The immunosuppressive protein PD-L1 is upregulated in many cancers and contributes to evasion of the host immune system. The relative importance of the tumor microenvironment and cancer cell-intrinsic signaling in the regulation of PD-L1 expression remains unclear. We report that oncogenic RAS signaling can upregulate tumor cell PD-L1 expression through a mechanism involving increases in PD-L1 mRNA stability via modulation of the AU-rich element-binding protein tristetraprolin (TTP). TTP negatively regulates PD-L1 expression through AU-rich elements in the 3′ UTR of PD-L1 mRNA. MEK signaling downstream of RAS leads to phosphorylation and inhibition of TTP by the kinase MK2. In human lung and colorectal tumors, RAS pathway activation is associated with elevated PD-L1 expression. In vivo, restoration of TTP expression enhances anti-tumor immunity dependent on degradation of PD-L1 mRNA. We demonstrate that RAS can drive cell-intrinsic PD-L1 expression, thus presenting therapeutic opportunities to reverse the innately immunoresistant phenotype of RAS mutant cancers.

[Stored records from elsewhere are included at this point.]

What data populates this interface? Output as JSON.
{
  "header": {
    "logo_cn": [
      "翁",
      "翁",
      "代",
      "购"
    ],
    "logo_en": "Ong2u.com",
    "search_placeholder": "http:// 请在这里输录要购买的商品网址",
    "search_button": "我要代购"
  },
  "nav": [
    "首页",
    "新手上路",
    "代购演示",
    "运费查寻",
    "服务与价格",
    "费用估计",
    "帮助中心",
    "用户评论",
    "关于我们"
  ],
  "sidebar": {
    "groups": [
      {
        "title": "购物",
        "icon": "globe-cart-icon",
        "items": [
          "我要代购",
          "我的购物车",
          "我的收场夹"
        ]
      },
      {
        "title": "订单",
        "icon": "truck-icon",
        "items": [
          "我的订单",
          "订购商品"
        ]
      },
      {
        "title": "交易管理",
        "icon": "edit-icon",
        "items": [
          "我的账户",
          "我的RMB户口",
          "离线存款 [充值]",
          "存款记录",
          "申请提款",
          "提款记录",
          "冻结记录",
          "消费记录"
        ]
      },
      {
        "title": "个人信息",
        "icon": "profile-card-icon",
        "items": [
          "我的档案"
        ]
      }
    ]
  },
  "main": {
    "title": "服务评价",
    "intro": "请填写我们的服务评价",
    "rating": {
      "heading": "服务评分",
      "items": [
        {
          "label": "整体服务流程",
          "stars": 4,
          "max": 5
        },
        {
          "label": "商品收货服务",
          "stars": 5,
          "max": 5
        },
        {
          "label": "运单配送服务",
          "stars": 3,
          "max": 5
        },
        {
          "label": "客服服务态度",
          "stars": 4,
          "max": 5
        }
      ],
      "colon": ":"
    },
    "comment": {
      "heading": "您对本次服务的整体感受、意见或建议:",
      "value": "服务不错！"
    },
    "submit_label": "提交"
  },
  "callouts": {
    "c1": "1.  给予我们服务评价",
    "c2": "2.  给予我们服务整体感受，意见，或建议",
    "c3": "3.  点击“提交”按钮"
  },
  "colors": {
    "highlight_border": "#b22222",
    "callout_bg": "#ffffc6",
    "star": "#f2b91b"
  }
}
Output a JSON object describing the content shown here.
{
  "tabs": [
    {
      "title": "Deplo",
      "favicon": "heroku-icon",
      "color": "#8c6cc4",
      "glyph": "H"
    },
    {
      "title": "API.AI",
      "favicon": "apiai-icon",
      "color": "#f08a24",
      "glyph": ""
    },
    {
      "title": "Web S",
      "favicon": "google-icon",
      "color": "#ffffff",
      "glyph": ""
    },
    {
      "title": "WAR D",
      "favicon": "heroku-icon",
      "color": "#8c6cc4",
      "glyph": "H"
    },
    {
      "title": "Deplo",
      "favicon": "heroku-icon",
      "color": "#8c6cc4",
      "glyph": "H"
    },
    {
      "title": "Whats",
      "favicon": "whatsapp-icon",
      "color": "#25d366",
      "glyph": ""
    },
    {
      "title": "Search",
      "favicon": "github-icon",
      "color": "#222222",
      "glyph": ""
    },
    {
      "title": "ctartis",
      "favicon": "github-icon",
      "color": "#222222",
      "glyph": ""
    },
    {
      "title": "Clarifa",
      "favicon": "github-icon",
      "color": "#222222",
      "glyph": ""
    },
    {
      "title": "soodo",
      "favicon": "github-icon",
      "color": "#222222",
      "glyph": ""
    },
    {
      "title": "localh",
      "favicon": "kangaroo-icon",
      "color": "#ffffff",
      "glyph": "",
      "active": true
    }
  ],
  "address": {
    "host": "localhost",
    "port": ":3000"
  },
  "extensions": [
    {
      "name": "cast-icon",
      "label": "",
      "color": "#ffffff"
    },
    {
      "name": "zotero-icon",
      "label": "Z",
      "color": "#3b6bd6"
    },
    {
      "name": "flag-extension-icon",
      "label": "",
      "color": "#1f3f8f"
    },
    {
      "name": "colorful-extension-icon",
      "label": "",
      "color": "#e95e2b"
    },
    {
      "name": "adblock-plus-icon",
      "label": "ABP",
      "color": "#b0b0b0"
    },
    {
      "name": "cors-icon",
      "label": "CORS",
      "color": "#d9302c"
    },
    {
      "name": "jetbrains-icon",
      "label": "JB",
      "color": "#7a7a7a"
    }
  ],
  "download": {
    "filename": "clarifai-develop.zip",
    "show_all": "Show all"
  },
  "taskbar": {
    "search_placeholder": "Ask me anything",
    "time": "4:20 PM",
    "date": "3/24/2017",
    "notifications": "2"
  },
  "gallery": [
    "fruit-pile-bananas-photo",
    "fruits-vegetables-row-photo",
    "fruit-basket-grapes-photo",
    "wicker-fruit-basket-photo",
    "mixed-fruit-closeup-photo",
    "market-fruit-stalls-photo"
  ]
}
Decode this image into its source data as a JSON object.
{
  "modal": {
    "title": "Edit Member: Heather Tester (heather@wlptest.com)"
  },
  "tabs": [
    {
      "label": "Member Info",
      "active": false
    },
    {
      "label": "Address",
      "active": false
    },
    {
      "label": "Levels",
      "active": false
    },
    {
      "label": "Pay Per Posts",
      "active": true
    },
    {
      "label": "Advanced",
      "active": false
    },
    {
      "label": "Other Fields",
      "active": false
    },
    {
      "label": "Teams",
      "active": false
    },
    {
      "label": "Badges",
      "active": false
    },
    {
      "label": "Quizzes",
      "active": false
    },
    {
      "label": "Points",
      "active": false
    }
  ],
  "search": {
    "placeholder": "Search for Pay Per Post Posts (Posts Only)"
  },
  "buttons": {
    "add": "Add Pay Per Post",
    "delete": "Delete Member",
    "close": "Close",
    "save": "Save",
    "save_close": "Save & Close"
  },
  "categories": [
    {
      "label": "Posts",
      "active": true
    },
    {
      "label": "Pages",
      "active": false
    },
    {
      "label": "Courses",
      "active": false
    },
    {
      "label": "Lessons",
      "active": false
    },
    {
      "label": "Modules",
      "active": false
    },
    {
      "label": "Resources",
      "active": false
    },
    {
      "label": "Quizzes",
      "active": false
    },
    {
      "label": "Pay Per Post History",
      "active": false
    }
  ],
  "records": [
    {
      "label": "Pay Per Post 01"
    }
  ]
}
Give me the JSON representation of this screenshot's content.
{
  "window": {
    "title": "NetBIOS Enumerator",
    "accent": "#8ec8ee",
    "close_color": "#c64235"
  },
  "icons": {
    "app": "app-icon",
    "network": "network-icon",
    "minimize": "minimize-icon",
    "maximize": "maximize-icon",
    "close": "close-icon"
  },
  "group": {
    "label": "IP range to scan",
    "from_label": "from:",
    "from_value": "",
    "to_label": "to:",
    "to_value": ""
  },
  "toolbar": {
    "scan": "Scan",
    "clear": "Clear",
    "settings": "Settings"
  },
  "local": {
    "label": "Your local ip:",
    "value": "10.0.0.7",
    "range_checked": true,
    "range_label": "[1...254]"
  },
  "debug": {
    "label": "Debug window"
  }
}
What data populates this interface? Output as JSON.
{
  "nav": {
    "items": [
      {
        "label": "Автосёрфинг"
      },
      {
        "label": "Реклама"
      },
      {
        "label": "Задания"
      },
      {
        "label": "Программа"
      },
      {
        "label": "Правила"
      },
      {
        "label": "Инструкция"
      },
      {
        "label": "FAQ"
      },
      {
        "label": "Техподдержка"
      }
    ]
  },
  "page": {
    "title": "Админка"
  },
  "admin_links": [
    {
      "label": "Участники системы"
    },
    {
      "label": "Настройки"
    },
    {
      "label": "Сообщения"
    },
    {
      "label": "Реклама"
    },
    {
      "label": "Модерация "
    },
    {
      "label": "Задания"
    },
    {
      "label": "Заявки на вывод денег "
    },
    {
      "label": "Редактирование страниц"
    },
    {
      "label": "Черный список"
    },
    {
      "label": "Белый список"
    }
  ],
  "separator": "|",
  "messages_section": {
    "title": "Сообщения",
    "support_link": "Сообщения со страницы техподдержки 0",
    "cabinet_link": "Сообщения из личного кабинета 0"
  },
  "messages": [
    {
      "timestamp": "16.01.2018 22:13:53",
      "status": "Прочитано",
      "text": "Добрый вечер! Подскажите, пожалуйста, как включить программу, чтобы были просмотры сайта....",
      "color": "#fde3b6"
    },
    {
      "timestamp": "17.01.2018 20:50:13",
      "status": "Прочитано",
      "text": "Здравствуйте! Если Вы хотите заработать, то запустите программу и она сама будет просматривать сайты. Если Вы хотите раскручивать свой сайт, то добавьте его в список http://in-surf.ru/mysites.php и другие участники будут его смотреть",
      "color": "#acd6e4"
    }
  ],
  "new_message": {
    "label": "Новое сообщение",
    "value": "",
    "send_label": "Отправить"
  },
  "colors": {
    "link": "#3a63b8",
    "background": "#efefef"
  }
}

Coelho et al. demonstrate a post-transcriptional mechanism whereby oncogenic RAS signaling increases PD-L1 expression. Mechanistically, PD-L1 mRNA is targeted by TTP through AU-rich elements in the 3′ UTR, making it unstable. Oncogenic RAS signaling reduces TTP activity and stabilizes the PD-L1 transcript. Restoring TTP activity reduces PD-L1 expression and enhances anti-tumor immunity.